The Grand River Powwow on Six Nations territory near Brantford Ontario is a celebration of Aboriginal Culture. Witness the proud tradition in person.
The toddler can barely stand up, let alone dance. Every few seconds, he topples over, and the feather in the band in his hair slips sideways. Each time, his dad laughs, picks him up, and sets him on his feet again. Then they resume their dance. The tiny dancer is just one of roughly 400 competitors at the Champion of Champions Powwow. The weekend event, which has been held every summer since 1980, attracts thousands of visitors from Aboriginal nations all over “Turtle Island” (the Native term for North America). You don't have to be of Aboriginal heritage to attend; everyone is warmly welcomed.
The setting for the Grand River powwow is Chiefswood Park on the Six Nations reserve near Brantford Ontario. Nearby is Chiefswood, the home of Mohawk poet Pauline Johnson. The stage is a circle surrounded by bleachers. Embedded in one part of the bleachers is a platform for the musicians—a who’s who of singing and drumming groups from all across Turtle Island. Among them the Master of Ceremonies sits, “calling the play” and cracking jokes.
The ceremony opens with the Grand Entry. Elders, many of whom are war veterans, carry the flags and the eagle feather into the circle. It’s a solemn moment. Prayers are offered to the Creator, and the audience collectively honours the ancestors.
Soon, the competitions commence. With prizes ranging from $100 to $1,000, sets are organized according to dance type, age and gender.

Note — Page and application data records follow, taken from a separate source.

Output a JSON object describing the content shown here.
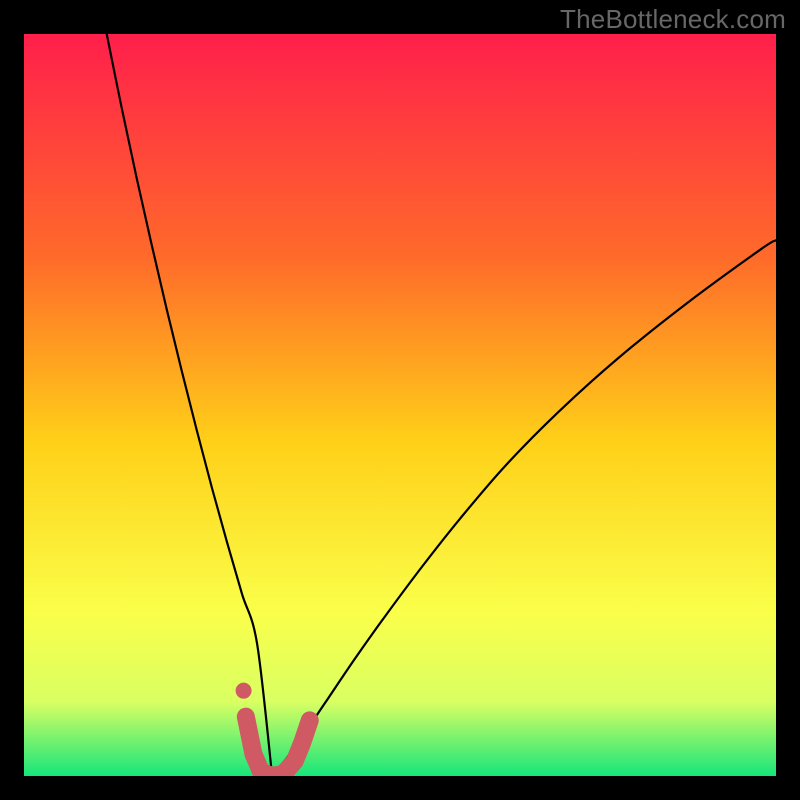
{
  "watermark": "TheBottleneck.com",
  "colors": {
    "frame": "#000000",
    "gradient_top": "#ff1f4b",
    "gradient_mid1": "#ff6a2a",
    "gradient_mid2": "#ffd018",
    "gradient_mid3": "#faff4a",
    "gradient_mid4": "#d9ff62",
    "gradient_bottom": "#16e57b",
    "curve": "#000000",
    "marker_fill": "#cf5a63",
    "marker_stroke": "#cf5a63",
    "watermark": "#676767"
  },
  "chart_data": {
    "type": "line",
    "title": "",
    "xlabel": "",
    "ylabel": "",
    "xlim": [
      0,
      100
    ],
    "ylim": [
      0,
      100
    ],
    "minimum": {
      "x": 33.0,
      "y": 0
    },
    "series": [
      {
        "name": "bottleneck-curve",
        "x": [
          11,
          13,
          15,
          17,
          19,
          21,
          23,
          25,
          27,
          29,
          31,
          33,
          35,
          37,
          40,
          44,
          48,
          53,
          58,
          64,
          71,
          79,
          88,
          98,
          100
        ],
        "y": [
          100,
          90.0,
          80.5,
          71.5,
          62.8,
          54.5,
          46.5,
          38.8,
          31.5,
          24.5,
          17.8,
          0.0,
          2.5,
          5.3,
          9.8,
          15.8,
          21.5,
          28.3,
          34.7,
          41.8,
          49.0,
          56.3,
          63.6,
          71.0,
          72.2
        ]
      }
    ],
    "marker_points": {
      "name": "highlight-band",
      "x": [
        29.5,
        30.5,
        31.5,
        33.0,
        34.5,
        36.0,
        37.0,
        38.0
      ],
      "y": [
        8.0,
        3.0,
        0.6,
        0.0,
        0.3,
        2.0,
        4.5,
        7.5
      ]
    }
  }
}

Drum tempos rise and fall. Voices chant. Young men spin by at dazzling speed. A stately older woman in buckskin dress taps gently on the earth in moccasin-clad feet. When it comes to style, this powwow outshines Paris runways. Dancers dress in traditional feathers, beads, leather, and shells, all artistically woven by hand. One acoustically-pleasing outfit is the "jingle dress", made up of hundreds of tiny silver cones that "jingle" when the dancer moves. Fancy shawl performers seem to paint the tunes on the air as their coloured fringes streak by. Several of the younger crowd daringly deck themselves out in neon orange, lime green, hot pink and electric blue.
When free dancing breaks up the competition sets, the audience pours down to join in the fun. At any moment, a hundred or more might be swaying in the circle—young and old, Native and non-Native. The competitions last hours. There’s a casual feel to it all; people come and go from the bleachers as they please. If you’re hungry or thirsty, follow your nose to the stalls and try some fry bread, deer meat, corn soup, tacos or fresh strawberry juice. Or wander over to the shady trees along the edge of the Grand River, where you’ll find about 100 vendors selling hand-crafted jewellery, clothing, crafts, books and music CDs. What a great opportunity to learn more about Aboriginal culture and take home a souvenir of a special event.
For more information:
Grand River Champion of Champions Powwow
Six Nations Reserve near Brantford Ontario